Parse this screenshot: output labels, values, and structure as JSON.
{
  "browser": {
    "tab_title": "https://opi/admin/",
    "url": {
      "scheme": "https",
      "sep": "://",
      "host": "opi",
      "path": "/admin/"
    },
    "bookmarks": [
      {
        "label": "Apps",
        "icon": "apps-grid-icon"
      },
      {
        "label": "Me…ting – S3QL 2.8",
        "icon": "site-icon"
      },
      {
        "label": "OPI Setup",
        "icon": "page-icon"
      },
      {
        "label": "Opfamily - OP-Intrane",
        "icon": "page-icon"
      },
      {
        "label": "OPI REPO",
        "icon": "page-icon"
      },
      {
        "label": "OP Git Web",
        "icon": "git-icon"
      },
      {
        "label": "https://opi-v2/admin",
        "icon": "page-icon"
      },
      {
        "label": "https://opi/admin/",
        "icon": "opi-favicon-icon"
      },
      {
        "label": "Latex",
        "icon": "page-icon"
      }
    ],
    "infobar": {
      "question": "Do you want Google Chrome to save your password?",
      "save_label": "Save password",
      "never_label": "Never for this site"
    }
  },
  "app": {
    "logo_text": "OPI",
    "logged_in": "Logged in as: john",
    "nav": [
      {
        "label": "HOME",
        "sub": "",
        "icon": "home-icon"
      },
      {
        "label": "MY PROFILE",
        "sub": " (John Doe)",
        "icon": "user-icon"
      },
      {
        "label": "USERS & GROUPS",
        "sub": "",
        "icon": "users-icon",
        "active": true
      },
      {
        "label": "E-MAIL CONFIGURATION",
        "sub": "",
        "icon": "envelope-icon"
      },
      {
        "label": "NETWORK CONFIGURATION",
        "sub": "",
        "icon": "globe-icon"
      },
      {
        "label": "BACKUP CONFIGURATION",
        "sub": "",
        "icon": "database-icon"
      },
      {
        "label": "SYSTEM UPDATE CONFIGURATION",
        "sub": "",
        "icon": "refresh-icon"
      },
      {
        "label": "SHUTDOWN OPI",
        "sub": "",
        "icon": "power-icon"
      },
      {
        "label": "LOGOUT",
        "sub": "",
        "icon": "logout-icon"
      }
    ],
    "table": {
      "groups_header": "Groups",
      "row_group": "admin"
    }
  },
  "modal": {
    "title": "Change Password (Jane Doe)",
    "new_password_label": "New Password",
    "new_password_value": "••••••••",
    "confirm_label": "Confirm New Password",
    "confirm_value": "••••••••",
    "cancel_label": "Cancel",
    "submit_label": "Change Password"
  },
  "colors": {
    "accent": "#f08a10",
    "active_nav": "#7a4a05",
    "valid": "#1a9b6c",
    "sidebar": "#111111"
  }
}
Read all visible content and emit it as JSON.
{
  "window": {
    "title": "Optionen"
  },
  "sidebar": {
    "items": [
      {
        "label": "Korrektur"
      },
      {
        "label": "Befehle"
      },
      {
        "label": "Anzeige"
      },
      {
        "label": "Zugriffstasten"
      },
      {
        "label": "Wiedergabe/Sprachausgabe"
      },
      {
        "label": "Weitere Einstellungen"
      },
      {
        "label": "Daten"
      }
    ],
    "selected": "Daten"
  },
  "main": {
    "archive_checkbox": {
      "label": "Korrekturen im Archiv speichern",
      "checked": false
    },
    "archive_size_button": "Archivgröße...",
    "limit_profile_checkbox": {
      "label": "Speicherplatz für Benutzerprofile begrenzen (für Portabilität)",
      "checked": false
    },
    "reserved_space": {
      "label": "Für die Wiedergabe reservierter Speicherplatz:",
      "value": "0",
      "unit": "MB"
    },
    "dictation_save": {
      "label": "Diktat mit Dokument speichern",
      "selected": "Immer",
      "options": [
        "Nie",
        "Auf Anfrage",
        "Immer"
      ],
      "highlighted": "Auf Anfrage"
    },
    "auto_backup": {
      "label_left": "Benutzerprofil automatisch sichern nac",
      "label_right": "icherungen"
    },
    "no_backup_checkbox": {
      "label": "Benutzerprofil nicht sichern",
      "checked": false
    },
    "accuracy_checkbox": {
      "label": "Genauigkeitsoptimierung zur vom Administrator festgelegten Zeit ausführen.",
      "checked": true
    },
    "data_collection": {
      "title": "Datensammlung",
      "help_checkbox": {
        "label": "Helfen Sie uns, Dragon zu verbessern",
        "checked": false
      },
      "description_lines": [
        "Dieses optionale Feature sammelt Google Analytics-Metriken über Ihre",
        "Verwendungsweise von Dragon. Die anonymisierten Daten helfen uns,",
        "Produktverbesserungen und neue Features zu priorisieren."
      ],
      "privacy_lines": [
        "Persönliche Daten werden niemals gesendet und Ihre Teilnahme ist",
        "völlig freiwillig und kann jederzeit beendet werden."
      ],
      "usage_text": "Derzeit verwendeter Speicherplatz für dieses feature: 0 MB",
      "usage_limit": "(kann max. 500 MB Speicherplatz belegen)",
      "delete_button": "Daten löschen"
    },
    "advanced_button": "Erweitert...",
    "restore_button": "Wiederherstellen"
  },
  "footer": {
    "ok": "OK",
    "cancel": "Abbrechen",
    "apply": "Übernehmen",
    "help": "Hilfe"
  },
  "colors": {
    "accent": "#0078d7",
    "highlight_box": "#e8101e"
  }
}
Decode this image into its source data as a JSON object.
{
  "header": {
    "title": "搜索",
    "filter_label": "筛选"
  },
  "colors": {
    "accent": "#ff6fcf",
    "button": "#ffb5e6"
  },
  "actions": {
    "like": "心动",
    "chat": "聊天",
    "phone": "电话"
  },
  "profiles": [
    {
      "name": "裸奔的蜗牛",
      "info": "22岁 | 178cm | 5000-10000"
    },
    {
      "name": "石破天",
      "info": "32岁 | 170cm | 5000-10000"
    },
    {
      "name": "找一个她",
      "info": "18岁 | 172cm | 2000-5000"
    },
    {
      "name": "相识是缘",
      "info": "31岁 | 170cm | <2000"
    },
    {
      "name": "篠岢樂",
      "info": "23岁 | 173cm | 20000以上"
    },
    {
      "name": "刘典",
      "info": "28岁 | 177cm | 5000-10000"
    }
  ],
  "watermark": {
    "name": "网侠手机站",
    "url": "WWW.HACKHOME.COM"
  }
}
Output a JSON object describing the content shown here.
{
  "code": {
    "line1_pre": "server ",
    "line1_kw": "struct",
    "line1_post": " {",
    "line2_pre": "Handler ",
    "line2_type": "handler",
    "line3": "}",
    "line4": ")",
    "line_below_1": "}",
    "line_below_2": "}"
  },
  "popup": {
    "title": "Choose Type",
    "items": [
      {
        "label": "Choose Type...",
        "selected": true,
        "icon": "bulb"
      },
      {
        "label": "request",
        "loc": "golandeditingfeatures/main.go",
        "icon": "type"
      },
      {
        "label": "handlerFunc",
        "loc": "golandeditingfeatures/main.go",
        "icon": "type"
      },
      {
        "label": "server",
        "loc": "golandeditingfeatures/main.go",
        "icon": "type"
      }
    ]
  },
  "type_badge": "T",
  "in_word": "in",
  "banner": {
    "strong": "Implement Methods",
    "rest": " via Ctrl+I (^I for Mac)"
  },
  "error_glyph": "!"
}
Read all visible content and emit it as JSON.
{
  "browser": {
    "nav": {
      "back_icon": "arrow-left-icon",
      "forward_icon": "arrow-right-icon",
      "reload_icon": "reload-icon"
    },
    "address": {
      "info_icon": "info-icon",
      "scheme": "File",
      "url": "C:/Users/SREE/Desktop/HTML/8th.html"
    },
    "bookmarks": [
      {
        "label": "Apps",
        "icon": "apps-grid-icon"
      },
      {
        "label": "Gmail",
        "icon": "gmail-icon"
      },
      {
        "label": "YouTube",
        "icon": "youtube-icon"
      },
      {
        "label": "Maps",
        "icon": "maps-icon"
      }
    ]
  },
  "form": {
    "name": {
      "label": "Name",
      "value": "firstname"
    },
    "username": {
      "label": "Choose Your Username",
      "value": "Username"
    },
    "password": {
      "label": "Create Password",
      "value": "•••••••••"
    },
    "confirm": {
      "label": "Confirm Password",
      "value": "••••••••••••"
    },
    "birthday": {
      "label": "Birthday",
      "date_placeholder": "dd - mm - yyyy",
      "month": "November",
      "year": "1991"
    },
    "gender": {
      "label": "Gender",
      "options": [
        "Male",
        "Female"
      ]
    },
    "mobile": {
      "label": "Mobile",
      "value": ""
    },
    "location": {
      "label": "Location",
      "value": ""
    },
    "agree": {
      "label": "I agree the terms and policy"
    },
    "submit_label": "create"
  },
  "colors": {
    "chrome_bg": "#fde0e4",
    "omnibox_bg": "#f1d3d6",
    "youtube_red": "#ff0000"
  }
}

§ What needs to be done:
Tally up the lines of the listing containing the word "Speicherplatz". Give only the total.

§ Task result:
4